Grounding Separately Derived AC Systems (250.30)

Typical Separately Derived Systems

Separately derived AC systems are sources that are not in direct connection to a service point or other power source. Some examples are:

Grounding Requirement (250.30)

NEC 250.30 mandates that separately derived AC systems have both a grounded conductor and a grounding electrode conductor. The grounded conductor ties the derived system back to earth, while the grounding electrode conductor connects to nearby grounding electrodes.

This critical grounding prevents shock hazards and allows fault currents to dissipate properly.

Grounding Systems Located in Different Structures (250.32)

Bonding Separate Buildings (250.32(A))

Where an electrical system spans multiple structures, NEC 250.32(A) requires the grounding electrode system in each structure to be bonded together. This equalizes potential and creates a common ground.

The bonding conductor can be underground, or overhead where conditions allow. Insulation is required for conductors spanning overhead.

Separate Buildings Supplied by Feeder or Branch Circuits (250.32(B))

For separate buildings supplied by feeders or branch circuits originating in another building, 250.32(B) mandates that each building have its own grounding electrode system. The wiring method provides an equipment ground, so separate grounding electrodes are needed in each building for fault protection.

This prevents one building's grounding system from having to handle surge currents from a different structure.

Ground Fault Circuit Interrupter (GFCI) Protection for Personnel (250.121)

General Requirements for GFCI Protection

NEC 250.121 covers where GFCI protection is mandated to prevent electric shock hazards to personnel. GFCIs monitor current flow and trip when an abnormal imbalance is detected, rapidly shutting off power in as little as 0.025 seconds.

Locations Requiring GFCIs

Some locations requiring GFCI protection for personnel safety include:

GFCIs are critical for preventing electrocutions in areas with elevated risk of electric shock.

Ground Fault Protection of Equipment (250.36)

Purpose of Ground Fault Protection

NEC 250.36 covers ground fault protection systems designed to protect electrical equipment itself from damage. If a ground fault current exceeds a preset value for a specified time, the system will trip and open the circuit.

Where GFCI Protection is Required

Locations requiring equipment ground fault protection include:

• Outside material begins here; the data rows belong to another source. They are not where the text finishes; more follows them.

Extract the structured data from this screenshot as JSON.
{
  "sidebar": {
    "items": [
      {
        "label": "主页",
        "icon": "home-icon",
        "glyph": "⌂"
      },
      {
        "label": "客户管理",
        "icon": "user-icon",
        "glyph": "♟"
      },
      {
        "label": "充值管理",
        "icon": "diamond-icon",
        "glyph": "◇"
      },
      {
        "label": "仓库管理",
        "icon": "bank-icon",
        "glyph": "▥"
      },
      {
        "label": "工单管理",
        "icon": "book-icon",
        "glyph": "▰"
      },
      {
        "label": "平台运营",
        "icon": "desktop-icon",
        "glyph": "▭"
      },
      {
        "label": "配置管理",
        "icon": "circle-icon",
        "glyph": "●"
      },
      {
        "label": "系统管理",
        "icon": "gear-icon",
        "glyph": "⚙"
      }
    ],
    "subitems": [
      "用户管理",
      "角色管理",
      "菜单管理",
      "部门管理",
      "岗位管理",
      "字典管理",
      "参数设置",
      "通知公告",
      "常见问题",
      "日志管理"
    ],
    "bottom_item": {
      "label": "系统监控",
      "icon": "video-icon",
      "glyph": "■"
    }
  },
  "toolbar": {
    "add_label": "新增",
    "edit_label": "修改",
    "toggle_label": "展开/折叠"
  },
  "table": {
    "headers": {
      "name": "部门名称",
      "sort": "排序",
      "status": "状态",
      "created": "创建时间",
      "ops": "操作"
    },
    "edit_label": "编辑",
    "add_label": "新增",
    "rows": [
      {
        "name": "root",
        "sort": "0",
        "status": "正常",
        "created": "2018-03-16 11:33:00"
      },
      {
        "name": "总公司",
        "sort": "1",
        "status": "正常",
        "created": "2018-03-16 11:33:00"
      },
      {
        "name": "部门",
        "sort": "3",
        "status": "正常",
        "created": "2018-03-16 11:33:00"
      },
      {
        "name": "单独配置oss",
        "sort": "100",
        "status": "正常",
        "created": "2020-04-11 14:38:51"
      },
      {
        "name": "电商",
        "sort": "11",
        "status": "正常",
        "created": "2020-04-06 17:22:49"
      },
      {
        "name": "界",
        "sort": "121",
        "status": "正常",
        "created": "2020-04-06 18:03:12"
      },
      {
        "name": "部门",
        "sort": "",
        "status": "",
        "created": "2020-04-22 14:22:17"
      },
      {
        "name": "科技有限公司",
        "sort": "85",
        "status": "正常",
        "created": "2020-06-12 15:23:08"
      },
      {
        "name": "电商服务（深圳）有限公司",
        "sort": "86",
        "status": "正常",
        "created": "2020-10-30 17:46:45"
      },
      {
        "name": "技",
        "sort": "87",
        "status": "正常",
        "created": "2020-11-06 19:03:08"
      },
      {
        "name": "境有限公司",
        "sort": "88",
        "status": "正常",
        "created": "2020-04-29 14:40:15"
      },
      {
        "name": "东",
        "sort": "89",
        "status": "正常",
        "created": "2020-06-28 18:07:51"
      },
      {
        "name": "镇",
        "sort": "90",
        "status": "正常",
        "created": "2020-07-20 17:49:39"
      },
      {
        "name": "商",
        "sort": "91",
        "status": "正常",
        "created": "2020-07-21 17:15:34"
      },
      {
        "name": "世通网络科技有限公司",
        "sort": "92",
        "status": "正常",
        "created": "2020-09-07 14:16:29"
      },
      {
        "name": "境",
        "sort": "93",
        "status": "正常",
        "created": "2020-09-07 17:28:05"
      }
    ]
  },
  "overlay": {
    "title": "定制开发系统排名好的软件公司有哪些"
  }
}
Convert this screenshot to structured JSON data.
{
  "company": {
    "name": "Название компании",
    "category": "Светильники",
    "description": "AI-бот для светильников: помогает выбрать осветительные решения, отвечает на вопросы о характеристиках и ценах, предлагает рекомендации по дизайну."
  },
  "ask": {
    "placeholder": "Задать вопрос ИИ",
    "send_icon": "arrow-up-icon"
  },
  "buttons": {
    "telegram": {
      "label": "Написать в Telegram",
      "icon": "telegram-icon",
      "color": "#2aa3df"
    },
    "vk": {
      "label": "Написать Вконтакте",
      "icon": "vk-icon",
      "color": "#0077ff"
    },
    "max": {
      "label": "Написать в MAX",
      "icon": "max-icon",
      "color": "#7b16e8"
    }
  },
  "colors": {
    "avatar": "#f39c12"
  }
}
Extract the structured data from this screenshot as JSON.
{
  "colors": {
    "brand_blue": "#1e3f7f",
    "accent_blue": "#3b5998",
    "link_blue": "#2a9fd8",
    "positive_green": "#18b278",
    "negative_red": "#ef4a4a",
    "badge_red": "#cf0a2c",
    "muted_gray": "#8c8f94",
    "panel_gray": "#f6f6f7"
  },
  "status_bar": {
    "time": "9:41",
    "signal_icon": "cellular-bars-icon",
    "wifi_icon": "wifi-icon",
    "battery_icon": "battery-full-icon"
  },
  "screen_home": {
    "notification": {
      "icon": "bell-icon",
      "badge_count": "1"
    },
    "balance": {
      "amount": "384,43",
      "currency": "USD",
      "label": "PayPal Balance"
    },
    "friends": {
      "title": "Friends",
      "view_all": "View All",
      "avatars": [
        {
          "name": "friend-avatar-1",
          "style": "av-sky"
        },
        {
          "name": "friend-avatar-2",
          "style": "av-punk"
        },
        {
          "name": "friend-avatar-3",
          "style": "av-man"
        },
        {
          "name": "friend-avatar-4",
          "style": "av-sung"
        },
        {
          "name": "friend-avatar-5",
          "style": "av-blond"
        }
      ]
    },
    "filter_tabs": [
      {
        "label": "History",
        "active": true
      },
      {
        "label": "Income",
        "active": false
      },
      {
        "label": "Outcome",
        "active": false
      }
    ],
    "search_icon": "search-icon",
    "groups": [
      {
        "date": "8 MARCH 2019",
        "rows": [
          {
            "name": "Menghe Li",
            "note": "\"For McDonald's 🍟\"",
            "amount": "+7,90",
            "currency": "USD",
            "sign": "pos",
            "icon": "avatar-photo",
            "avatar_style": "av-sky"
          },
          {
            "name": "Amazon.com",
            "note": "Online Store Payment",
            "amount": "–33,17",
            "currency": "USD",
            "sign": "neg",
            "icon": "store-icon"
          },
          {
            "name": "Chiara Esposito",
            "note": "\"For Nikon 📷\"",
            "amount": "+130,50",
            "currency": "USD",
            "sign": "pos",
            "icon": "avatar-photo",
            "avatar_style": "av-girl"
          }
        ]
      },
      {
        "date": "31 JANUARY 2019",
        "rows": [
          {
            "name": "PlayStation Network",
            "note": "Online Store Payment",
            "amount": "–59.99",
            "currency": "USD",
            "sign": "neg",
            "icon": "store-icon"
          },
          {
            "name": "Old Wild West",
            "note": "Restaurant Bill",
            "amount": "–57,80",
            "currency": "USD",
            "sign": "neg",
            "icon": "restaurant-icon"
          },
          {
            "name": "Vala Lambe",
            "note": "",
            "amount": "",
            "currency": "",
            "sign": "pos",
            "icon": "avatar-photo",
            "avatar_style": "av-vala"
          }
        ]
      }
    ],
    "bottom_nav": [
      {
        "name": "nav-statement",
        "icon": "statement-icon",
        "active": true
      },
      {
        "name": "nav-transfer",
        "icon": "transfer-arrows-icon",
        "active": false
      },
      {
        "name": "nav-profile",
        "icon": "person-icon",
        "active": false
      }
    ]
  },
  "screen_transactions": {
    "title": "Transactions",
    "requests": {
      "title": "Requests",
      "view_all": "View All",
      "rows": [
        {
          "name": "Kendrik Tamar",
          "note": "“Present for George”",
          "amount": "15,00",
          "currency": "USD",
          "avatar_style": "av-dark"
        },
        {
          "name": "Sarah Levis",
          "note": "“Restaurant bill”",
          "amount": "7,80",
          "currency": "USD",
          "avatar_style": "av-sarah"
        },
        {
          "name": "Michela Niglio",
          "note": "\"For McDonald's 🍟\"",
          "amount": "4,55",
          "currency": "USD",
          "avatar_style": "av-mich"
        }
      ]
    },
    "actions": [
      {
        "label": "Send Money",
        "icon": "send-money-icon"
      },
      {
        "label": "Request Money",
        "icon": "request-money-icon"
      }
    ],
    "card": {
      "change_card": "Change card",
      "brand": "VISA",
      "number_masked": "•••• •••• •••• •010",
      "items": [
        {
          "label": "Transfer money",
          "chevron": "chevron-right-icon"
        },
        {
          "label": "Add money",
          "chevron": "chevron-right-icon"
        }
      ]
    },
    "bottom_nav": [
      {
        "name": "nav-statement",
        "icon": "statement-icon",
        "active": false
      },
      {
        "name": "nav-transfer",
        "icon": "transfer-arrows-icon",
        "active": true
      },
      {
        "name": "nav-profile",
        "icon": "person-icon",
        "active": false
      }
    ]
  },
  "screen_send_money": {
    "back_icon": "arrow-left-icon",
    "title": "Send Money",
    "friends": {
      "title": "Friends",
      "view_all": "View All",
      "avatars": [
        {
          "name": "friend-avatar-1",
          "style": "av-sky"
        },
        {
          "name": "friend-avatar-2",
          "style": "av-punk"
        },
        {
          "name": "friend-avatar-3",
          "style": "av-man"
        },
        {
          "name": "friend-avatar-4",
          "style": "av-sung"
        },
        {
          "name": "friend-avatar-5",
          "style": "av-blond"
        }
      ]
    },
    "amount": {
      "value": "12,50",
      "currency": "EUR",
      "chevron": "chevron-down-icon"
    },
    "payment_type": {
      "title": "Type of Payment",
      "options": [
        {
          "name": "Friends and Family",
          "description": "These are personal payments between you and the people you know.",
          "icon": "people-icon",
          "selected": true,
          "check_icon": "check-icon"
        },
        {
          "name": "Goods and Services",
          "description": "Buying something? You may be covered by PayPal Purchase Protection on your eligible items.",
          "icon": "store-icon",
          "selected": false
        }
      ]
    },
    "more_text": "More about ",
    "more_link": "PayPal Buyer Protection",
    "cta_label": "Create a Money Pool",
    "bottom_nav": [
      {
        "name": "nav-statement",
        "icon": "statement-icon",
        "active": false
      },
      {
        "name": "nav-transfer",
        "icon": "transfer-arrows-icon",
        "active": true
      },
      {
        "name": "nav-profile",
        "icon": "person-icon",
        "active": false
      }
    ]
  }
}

This protects vital equipment from damage in ground fault conditions. The trip level and time delay provides selectivity.

Surge Protective Devices (SPDs) for Critical Systems (250.184)

Why SPDs Are Used

Surge protective devices (SPDs) absorb voltage spikes caused by lightning strikes or other power events. NEC 250.184 covers special SPD requirements for critical systems.

Where SPDs are Required

SPDs are required for the following critical systems:

This provides extra protection from surges that could damage vital building systems and inhibit their operation during emergencies.


While lesser-used, these important NEC 250 codes address specialized grounding and bonding requirements for systems often found in commercial and industrial buildings. Understanding proper application of these codes keeps electrical systems safe and reliable. Implementation does take careful coordination - consultants can advise to ensure grounding integrity and code compliance. With expertise and diligence, even rarely used NEC 250 rules can be effectively applied.